EXERCISE INSTRUCTIONS:
Exactly the lines from the one containing "Transcribe this image's" to the final line below should be output, and no others.

[Stored entries]
═══

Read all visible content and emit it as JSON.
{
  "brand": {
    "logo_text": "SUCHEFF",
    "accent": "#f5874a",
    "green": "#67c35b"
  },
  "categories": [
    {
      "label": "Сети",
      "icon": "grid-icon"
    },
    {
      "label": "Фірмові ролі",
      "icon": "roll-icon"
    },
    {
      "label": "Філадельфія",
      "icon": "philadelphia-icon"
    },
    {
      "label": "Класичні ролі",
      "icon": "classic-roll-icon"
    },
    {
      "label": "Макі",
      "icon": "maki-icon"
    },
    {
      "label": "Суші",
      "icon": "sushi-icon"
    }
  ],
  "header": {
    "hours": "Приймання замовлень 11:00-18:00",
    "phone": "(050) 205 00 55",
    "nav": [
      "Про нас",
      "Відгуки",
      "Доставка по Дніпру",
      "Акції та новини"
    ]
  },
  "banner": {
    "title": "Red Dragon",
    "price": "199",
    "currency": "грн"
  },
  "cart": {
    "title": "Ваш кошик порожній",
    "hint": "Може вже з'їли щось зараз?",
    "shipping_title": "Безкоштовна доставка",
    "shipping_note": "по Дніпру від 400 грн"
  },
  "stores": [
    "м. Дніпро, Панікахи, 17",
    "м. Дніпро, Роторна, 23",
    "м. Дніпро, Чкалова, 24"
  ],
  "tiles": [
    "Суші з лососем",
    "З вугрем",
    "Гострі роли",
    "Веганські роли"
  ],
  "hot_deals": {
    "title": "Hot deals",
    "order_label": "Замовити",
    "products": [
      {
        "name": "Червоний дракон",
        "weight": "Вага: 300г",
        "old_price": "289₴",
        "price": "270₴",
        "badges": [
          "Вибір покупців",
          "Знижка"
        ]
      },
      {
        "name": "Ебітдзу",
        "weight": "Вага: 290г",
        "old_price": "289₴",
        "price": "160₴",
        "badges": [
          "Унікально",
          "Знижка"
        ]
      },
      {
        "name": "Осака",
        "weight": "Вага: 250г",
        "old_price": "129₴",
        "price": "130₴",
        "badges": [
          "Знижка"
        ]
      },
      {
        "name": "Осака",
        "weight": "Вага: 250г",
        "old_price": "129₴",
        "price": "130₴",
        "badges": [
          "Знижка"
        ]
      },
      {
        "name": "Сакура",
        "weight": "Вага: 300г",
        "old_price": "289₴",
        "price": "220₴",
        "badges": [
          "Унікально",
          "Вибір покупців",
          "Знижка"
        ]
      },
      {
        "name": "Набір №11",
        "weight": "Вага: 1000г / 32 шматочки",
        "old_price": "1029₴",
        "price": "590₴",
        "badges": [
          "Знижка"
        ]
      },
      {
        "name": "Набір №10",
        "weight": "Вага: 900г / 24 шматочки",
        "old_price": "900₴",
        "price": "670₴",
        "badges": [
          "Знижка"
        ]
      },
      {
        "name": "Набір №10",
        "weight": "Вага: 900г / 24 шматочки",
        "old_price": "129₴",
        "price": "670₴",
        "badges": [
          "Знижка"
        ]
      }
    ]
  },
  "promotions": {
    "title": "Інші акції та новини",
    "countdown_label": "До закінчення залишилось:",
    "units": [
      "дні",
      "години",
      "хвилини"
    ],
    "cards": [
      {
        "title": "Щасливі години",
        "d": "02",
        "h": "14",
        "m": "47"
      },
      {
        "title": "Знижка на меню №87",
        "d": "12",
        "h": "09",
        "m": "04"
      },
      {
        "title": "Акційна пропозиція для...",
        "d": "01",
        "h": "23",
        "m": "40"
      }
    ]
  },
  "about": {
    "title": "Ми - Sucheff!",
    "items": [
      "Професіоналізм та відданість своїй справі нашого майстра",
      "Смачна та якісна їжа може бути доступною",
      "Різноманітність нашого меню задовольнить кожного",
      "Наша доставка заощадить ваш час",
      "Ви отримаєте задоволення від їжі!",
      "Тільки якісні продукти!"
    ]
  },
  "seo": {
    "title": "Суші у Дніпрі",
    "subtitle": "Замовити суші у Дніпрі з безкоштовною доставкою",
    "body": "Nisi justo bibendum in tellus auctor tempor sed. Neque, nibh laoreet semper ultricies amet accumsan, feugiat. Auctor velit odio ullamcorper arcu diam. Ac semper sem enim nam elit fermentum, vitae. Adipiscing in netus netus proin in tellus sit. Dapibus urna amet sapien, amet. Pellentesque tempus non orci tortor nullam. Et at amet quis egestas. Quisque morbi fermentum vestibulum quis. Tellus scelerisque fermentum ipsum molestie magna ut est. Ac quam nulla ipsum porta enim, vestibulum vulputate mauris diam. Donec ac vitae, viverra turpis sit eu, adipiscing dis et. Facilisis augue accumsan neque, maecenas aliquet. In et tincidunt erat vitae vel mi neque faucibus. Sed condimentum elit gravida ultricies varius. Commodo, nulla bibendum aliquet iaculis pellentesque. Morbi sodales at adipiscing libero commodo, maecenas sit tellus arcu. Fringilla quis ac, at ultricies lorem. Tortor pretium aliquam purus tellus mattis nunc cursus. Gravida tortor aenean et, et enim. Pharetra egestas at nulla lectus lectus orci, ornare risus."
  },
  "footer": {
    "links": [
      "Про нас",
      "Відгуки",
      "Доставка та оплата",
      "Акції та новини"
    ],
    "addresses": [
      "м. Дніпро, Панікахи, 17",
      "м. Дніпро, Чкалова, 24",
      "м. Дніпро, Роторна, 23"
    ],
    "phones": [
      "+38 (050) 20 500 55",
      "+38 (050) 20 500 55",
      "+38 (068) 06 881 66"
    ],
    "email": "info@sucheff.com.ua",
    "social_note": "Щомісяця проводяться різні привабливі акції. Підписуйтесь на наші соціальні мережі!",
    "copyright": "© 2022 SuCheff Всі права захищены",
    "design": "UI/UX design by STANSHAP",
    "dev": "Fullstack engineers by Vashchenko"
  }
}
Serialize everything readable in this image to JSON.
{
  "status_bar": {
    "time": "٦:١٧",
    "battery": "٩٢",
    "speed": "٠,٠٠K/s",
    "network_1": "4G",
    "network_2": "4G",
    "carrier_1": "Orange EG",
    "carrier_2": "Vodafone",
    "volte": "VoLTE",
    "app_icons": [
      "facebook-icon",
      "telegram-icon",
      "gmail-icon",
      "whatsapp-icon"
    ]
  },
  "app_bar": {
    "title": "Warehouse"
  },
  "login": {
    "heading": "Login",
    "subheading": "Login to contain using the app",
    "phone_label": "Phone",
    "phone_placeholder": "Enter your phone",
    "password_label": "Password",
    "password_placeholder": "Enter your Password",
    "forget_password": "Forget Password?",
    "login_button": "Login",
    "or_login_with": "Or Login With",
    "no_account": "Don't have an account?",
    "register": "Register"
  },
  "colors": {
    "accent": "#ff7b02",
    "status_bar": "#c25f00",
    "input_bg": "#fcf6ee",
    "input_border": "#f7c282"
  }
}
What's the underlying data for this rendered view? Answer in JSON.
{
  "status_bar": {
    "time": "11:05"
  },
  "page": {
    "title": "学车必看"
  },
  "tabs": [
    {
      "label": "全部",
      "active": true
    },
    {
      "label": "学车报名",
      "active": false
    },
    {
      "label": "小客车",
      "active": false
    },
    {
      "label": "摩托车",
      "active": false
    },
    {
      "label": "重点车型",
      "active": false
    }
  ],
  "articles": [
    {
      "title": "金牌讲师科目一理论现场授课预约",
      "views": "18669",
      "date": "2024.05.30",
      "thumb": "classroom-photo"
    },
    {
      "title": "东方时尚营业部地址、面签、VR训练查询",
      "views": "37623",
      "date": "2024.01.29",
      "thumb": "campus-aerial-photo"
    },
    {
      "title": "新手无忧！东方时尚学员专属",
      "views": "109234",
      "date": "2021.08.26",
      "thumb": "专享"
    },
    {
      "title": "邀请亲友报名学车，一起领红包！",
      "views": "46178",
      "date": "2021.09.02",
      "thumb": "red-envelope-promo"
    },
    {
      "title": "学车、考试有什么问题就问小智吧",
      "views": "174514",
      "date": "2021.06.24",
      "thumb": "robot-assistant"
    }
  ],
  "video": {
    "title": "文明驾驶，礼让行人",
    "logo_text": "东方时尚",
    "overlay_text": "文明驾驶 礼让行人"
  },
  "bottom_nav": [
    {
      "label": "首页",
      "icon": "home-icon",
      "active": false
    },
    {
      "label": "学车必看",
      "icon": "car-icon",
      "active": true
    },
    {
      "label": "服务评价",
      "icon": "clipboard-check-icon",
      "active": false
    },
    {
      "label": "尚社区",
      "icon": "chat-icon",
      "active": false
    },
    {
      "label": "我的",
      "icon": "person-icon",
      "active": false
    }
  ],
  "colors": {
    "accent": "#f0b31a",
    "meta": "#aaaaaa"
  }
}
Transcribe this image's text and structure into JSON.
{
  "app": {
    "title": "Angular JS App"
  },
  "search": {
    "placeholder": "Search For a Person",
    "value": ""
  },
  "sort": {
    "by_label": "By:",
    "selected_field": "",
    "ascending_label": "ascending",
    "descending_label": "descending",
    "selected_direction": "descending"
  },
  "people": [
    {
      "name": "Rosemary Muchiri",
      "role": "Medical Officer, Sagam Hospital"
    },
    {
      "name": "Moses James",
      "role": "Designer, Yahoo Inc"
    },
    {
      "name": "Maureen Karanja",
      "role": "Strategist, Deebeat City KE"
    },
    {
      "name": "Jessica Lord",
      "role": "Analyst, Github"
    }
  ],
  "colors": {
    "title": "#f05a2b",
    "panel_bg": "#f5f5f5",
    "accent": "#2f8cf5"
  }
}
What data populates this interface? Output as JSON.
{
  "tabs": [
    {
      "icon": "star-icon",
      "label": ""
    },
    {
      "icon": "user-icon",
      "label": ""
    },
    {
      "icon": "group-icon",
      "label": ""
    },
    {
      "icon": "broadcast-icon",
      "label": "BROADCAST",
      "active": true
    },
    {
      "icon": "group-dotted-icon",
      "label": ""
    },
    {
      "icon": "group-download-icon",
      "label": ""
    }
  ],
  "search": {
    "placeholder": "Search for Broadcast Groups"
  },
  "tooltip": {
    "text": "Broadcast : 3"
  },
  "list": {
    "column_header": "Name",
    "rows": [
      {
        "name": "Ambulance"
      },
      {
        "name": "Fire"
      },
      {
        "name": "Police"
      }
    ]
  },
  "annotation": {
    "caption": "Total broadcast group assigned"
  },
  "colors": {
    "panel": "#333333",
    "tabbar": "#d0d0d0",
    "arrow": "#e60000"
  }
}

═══

RESULT OF THIS TASK:
Transcribe this image's text and structure into JSON.
{
  "app": {
    "title": "Angular JS App"
  },
  "search": {
    "placeholder": "Search For a Person",
    "value": ""
  },
  "sort": {
    "by_label": "By:",
    "selected_field": "",
    "ascending_label": "ascending",
    "descending_label": "descending",
    "selected_direction": "descending"
  },
  "people": [
    {
      "name": "Rosemary Muchiri",
      "role": "Medical Officer, Sagam Hospital"
    },
    {
      "name": "Moses James",
      "role": "Designer, Yahoo Inc"
    },
    {
      "name": "Maureen Karanja",
      "role": "Strategist, Deebeat City KE"
    },
    {
      "name": "Jessica Lord",
      "role": "Analyst, Github"
    }
  ],
  "colors": {
    "title": "#f05a2b",
    "panel_bg": "#f5f5f5",
    "accent": "#2f8cf5"
  }
}
What data populates this interface? Output as JSON.
{
  "tabs": [
    {
      "icon": "star-icon",
      "label": ""
    },
    {
      "icon": "user-icon",
      "label": ""
    },
    {
      "icon": "group-icon",
      "label": ""
    },
    {
      "icon": "broadcast-icon",
      "label": "BROADCAST",
      "active": true
    },
    {
      "icon": "group-dotted-icon",
      "label": ""
    },
    {
      "icon": "group-download-icon",
      "label": ""
    }
  ],
  "search": {
    "placeholder": "Search for Broadcast Groups"
  },
  "tooltip": {
    "text": "Broadcast : 3"
  },
  "list": {
    "column_header": "Name",
    "rows": [
      {
        "name": "Ambulance"
      },
      {
        "name": "Fire"
      },
      {
        "name": "Police"
      }
    ]
  },
  "annotation": {
    "caption": "Total broadcast group assigned"
  },
  "colors": {
    "panel": "#333333",
    "tabbar": "#d0d0d0",
    "arrow": "#e60000"
  }
}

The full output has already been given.